I'm a little late with this. Didn't think to put it on the blog at the beginning of the week, then let it slip until after Earth Day. Sometimes life gets in the way.
Before we get to the major thrust of this entry, I'd like to share this bit of email I received today:
Dear DAVID BRUCE COLLINS,
Yippee! I'm pending! I'm in electoral purgatory until the filing fee lawsuit against the Secretary of State gets resolved!
XR Earth Week Activities
Extinction Rebellion is urging environmentally conscious folks to spread the word, hassle politicians, and express their grave disappointment with Big Capital. They recommend ten different actions that you can take, and each weekday of this Earth Week gets a different focus.
Planet of the Humans
Executive-produced by Michael Moore; written, directed, partly filmed, and narrated by Jeff Gibbs (who is new to me, I must confess). I can't 100% recommend this flick: Josh (Gasland) Fox took to Twitter after watching it on YouTube, where Moore dropped it on Earth Day, to gripe about how Gibbs cherry-picks the most confirmation-biased bits to prove his point that big renewable energy projects are a scam and not as environmentally friendly as they're painted.
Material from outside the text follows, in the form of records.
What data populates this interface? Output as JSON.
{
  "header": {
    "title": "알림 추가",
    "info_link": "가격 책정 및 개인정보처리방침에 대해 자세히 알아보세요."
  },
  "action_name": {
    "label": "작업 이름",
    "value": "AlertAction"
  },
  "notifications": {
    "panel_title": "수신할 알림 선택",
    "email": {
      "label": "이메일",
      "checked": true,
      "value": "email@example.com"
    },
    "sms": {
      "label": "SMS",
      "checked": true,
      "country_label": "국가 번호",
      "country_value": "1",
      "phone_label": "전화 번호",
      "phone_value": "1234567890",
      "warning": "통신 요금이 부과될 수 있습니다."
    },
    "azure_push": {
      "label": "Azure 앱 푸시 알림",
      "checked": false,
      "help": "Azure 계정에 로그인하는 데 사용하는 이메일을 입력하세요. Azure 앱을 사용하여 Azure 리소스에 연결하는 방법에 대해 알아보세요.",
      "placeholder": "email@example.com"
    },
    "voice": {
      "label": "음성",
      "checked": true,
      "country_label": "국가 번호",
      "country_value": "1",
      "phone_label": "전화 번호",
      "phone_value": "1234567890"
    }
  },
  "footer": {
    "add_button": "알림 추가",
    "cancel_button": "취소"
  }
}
All that said, I believe Gibbs's film makes some worthy points about how (a) biomass plants do not deserve the "green energy" designation and how Big Capital has co-opted environmental advocacy groups. He clearly has no love for Bill McKibben and less than none for Al Gore. But the way he paints McKibben as a villain uses the same tricks that Moore has used for 30 years. The portrayal doesn't pass the sniff test, even though McKibben is by no means perfect: He takes a lot of heat within Deep Ecology circles for his silence on the carbon footprint of animal agriculture.
As a longtime Green and Green New Deal supporter, experience tells me that we cannot magic our way out of our current mess and expect to maintain our current consumption habits. Thinking that we can is naïve at best. We need to start curbing our planetary appetite, the sooner the better, preferably immediately. The sooner we can, the less we'll have to rely on totalitarian measures that force an ever grimmer austerity on us all. Despite Gibbs's sincere environmentalism, he has edited his interview clips in such a way that it nakedly gives ammunition to anti-environmentalists, which to me is the film's most dangerous peccadillo.
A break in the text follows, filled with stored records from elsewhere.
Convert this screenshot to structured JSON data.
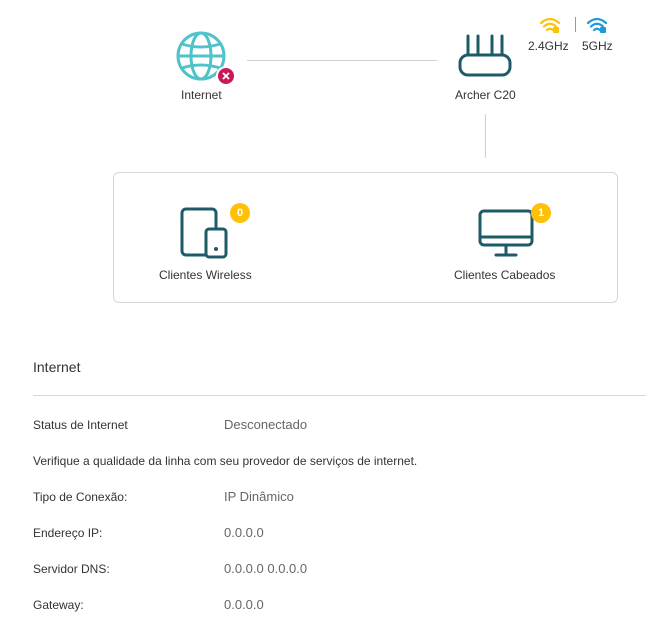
{
  "topology": {
    "internet": {
      "label": "Internet",
      "status_icon": "error-x-icon"
    },
    "router": {
      "label": "Archer C20"
    },
    "bands": [
      {
        "label": "2.4GHz",
        "color": "#ffc107"
      },
      {
        "label": "5GHz",
        "color": "#1e9ad6"
      }
    ],
    "clients": {
      "wireless": {
        "label": "Clientes Wireless",
        "count": "0"
      },
      "wired": {
        "label": "Clientes Cabeados",
        "count": "1"
      }
    }
  },
  "internet_section": {
    "title": "Internet",
    "status_label": "Status de Internet",
    "status_value": "Desconectado",
    "notice": "Verifique a qualidade da linha com seu provedor de serviços de internet.",
    "rows": [
      {
        "label": "Tipo de Conexão:",
        "value": "IP Dinâmico"
      },
      {
        "label": "Endereço IP:",
        "value": "0.0.0.0"
      },
      {
        "label": "Servidor DNS:",
        "value": "0.0.0.0 0.0.0.0"
      },
      {
        "label": "Gateway:",
        "value": "0.0.0.0"
      }
    ]
  },
  "colors": {
    "icon_teal": "#1d5c67",
    "globe_teal": "#4fc3c9",
    "error_red": "#c8195b",
    "badge_yellow": "#ffc107",
    "wifi_blue": "#1e9ad6"
  }
}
Raise your hand if you survived Earth Day weekend with your mental health intact, or at least undiminished. In the Lone Star State, we just endured a three-day onslaught of unofficial holidays: Santa Maria Juana Day (4/20), San Jacinto Day (a school holiday in my childhood years, commemorating the decisive battle in the War for Texas Independence), and an Earth Day with a case of middle-age existential dread appropriate for a holiday soon to turn 50.
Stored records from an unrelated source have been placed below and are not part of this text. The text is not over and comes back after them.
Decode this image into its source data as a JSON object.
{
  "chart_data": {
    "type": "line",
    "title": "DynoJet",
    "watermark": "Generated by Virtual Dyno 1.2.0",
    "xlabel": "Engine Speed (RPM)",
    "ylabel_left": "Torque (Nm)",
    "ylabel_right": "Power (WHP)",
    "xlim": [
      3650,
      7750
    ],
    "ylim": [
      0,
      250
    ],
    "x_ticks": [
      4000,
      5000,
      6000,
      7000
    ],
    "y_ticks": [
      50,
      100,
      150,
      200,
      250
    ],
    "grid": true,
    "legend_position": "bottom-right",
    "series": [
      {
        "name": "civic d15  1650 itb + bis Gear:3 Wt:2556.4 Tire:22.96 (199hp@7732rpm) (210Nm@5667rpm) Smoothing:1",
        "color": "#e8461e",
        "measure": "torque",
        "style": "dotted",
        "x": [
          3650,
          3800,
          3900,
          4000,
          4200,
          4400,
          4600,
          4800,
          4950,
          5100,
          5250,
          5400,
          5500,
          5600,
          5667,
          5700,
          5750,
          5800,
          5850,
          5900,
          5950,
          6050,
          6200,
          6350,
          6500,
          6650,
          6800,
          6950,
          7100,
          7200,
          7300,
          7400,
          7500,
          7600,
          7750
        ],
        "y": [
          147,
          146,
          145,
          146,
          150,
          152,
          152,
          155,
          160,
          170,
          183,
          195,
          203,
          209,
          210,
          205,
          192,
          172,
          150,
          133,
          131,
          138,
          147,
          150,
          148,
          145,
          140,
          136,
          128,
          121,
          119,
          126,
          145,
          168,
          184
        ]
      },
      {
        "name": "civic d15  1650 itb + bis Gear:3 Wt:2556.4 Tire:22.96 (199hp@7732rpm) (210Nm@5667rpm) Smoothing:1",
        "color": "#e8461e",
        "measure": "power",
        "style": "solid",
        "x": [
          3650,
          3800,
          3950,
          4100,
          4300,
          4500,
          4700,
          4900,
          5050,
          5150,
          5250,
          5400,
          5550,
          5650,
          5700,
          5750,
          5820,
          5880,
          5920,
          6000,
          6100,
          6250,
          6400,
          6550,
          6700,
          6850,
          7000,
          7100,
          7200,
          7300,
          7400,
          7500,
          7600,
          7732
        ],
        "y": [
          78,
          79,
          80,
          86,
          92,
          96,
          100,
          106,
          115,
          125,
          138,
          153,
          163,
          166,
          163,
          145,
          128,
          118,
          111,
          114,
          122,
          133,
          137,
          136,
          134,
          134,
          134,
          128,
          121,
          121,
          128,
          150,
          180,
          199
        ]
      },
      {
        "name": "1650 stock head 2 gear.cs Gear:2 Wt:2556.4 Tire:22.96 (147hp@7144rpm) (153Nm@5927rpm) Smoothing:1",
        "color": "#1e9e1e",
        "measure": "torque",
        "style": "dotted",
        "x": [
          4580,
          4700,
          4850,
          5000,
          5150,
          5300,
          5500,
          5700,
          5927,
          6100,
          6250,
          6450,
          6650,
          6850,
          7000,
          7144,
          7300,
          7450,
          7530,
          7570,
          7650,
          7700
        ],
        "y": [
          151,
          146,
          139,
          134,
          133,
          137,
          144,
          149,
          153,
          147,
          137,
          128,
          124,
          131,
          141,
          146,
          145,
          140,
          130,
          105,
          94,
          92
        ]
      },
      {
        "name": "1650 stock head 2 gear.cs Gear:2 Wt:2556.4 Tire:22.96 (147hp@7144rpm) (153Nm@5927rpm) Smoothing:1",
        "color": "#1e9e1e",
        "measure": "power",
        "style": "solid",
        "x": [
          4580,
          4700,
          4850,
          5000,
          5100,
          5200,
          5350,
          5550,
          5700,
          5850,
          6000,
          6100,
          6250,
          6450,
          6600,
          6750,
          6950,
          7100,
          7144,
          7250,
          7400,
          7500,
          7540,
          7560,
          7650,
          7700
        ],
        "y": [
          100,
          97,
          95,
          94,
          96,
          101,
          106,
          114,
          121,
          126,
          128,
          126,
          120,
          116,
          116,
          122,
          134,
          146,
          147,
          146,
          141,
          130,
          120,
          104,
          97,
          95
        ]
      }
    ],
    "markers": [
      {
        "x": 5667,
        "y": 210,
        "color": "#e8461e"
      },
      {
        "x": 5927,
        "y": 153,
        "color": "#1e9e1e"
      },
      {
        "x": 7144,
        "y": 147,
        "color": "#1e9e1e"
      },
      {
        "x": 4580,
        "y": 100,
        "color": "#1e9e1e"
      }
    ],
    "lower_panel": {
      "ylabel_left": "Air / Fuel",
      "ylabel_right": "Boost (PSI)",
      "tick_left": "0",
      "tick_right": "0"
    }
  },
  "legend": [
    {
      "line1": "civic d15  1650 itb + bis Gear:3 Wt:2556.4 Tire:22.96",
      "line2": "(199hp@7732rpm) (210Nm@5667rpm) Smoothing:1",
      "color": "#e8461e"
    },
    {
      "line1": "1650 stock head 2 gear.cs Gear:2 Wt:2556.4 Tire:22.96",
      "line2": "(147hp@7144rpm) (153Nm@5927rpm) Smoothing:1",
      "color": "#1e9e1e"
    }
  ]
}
Yesterday's Earth Day celebration at Discovery Green was not fertile ground for a Green Party apparatchik chasing petition signatures. The overwhelming majority of attendees whom I approached told me that they had voted in one of the March primary elections; I didn't ask which primary, but it was a Democrat-heavy crowd, as you might imagine. This phenomenon doesn't occur exclusively because environmentally-minded voters mistake the Democratic Party for a bulwark against industrial pollution and global warming: Plenty of progressive voters voted to support progressive candidates, regardless of their chances of winning—which, as a longtime Green I can respect, whether or not I agree with it. The Sunday Streets event in Third Ward was no better.
With this week's lefty blog post roundup, the Texas Progressive Alliance won't be flying Southwest Airlines for awhile. Not even for five grand in cash and another G in flight vouchers, thanks.
In that *ahem* spirit, Socratic Gadfly looked at Southwest's fatal engine blowout and sees it as a continuation of past bad practices.
High Plains Public Radio reports—and links to more in the Houston Chronicle (paywall)--regarding the Texas gerrymandering lawsuit, with opening arguments before the Supreme Court this morning. The Texas Observer posits that disgraced former Congressman Blake Farenthold was one of the undeserved beneficiaries of those goofy, and possibly illegal, maps. And Alexa Ura of the TexTrib, at the SCOTUS today, has the explainer. (Three weeks ago she reminded us why this 7-year-old-saga has everybody angry.)
Peace-Mom Cindy Sheehan asked a bunch of us peacenik comrades to tweet some graphics and hashtags. I was only to happy to oblige. If you are capable of intersectional thinking, you know that Earth Day is not just about picking up trash and recycling. Even if every individual or family on earth recycled the majority of their waste and switched to all-electric vehicles run on renewable energy, we would only cut our worldwide energy consumption by about 30%. Businesses and governmental agencies would have to clean up their act as well in order to get the world on track to thwart climate change and its effects. Of those governmental agencies, the biggest consumers of energy by far are the world's military forces.
People, Peace, and Planet over profit.
Houston's March for Science did not completely suck. The turnout was sizable for a demonstration in Houston: I would estimate 3-5 thousand science fans of all ages. Those in attendance brought eye-catching, nerdily LOL signs and T-shirts: e.g., "If you're not part of the solution, you're part of the precipitant" and "Girls just want to have fun(ding for their research)." But the speeches from the steps of City Hall were mostly mediocre at best, missing the point entirely at worst.
The point, supposedly, is that government funding for the sciences is in jeopardy from a science-hostile administration and Congressional majority. With all the organizers' noble aims at a non-partisan event, the speakers missed multiple opportunities to point out the adversary and tell the assembled thousands what they might do to overcome that adversary.
Blogging Sporadically since 2014
Here you will find political campaign-related entries, as well as some about my literature, Houston underground arts, peace & justice, urban cycling, soccer, alt-religion, and other topics.